Director: R. Kannan
Cast: Gautham Karthik, Shraddha Srinath, RJ Balaji
As beginnings go, the one in Ivan Thanthiran (He's a Wizard) isn't without intrigue. Sakthi (Gautham Karthik) is being held captive – we don't know his name yet – and drugs are being shoved up his nose. This narrative technique of parachuting the audience into the middle of a scene is increasingly being used. One reason is just the jolt we get from facing a hero-in-danger situation without knowing the what, the why – we're meant to keep this scene in mind until we return to it. The other is that we know there's at least something at stake as the screenplay takes the scenic route around the 'mass' elements meant to take tight genre pieces to all audiences.
Like the comedy by RJ Balaji, who plays Sakthi's imaginatively named friend, Balaji. Consider the scene where the duo ends up in a police station, where Sakthi's legendary tech skills are needed. As Sakthi goes about retrieving a lost computer file, Balaji and the other cops sit around blowing balloons – because you know, every police station just happens to be equipped with party decorations. Balaji asks a female cop how she's so good at blowing [balloons]. She says she's used to doing this at home. A knowing pause later, she explains: "For my kids." The problem isn't that the joke is anti-women. It's anti-humour.
Balaji's jokes function like running commentary. When Sakthi invents an affordable phone, Balaji helpfully explains that the phone isn't like a girlfriend that you keep changing every day. It's like your… mother. It's one thing to use jokes to dumb down a movie with a tech-heavy plot. It's another when the jokes themselves are dumb. The other 'mass' element, romance, is handled marginally better. There's one nice stretch where Sakthi tells Asha (Shraddha Srinath) he loves her. There's playfulness in the lines. It almost makes you forgive the out-of-nowhere duet.
The director, R. Kannan, has no idea how to stage a scene and push our buttons – the way Devaraj contains a situation involving an incriminating video should have been way more explosive

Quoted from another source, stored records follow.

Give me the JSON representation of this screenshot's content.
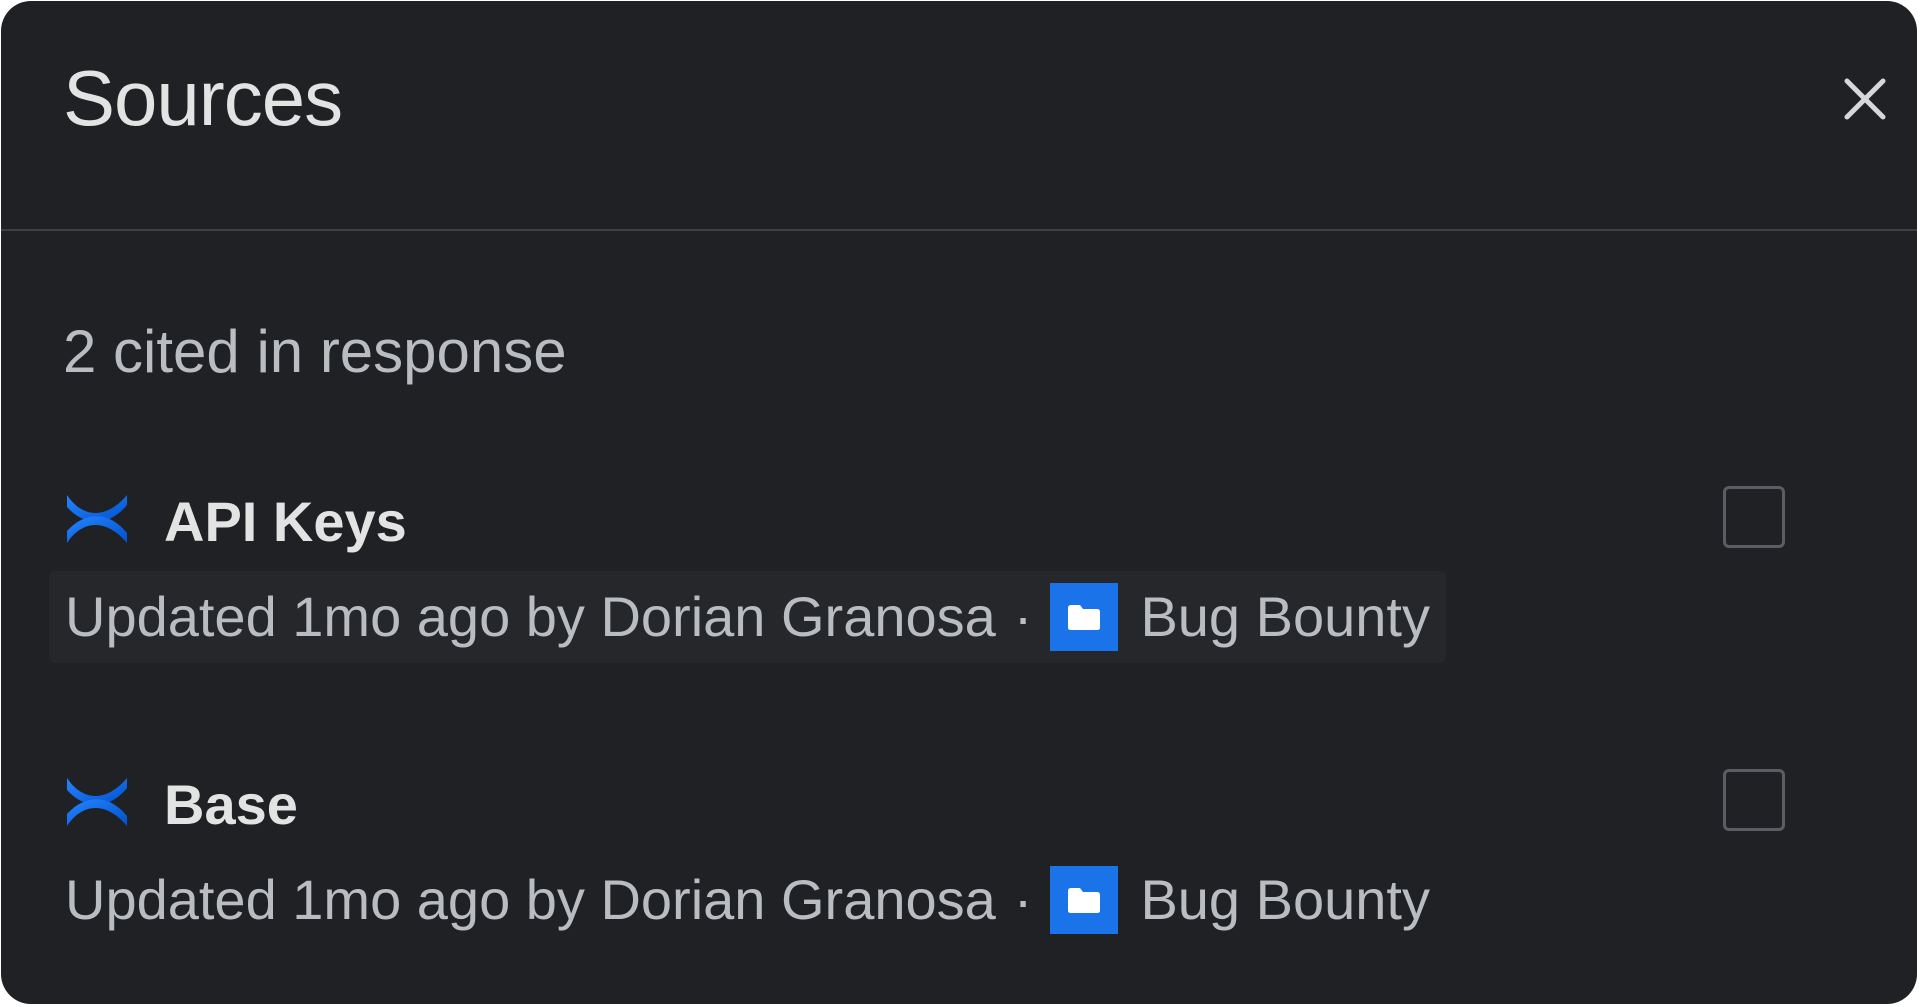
{
  "panel": {
    "title": "Sources",
    "close_icon": "close-icon",
    "section_heading": "2 cited in response"
  },
  "sources": [
    {
      "title": "API Keys",
      "icon": "confluence-icon",
      "updated_text": "Updated 1mo ago by Dorian Granosa",
      "separator": "·",
      "space_icon": "folder-icon",
      "space_name": "Bug Bounty",
      "selected": false
    },
    {
      "title": "Base",
      "icon": "confluence-icon",
      "updated_text": "Updated 1mo ago by Dorian Granosa",
      "separator": "·",
      "space_icon": "folder-icon",
      "space_name": "Bug Bounty",
      "selected": false
    }
  ],
  "colors": {
    "background": "#202124",
    "accent": "#1a73e8",
    "text_primary": "#e3e3e3",
    "text_secondary": "#b9bcc0"
  }
}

The plot revolves around a nefarious minister named Devaraj (Super Subbarayan). It's the usual reworking of the Shankar playbook. Colleges are closed due to inadequate facilities. A vegetable vendor's son is asked to fork up 25,000 bucks for a hall ticket; the distraught student clambers atop a train carriage and electrocutes himself on the wires above.
We get lectures about the plight of engineering students who are reduced to working in fast food joints. No one seems to want to say anything about the plight of the audience.
Things get better in the second half. The director, R. Kannan, has no idea how to stage a scene and push our buttons – the way Devaraj contains a situation involving an incriminating video should have been way more explosive. But once the genre thrills kick in, the film turns at least watchable. When we return to the opening scene, we think it's because Sakthi messed with the minister. But it's an accident. Or is it? This is a cool twist, and you wonder why the other scenes couldn't have been written with a similar sense of surprise. To borrow the film's philosophy, the 'mass' elements are like girlfriends. Plot integrity is like your mother.
Watch the trailer here: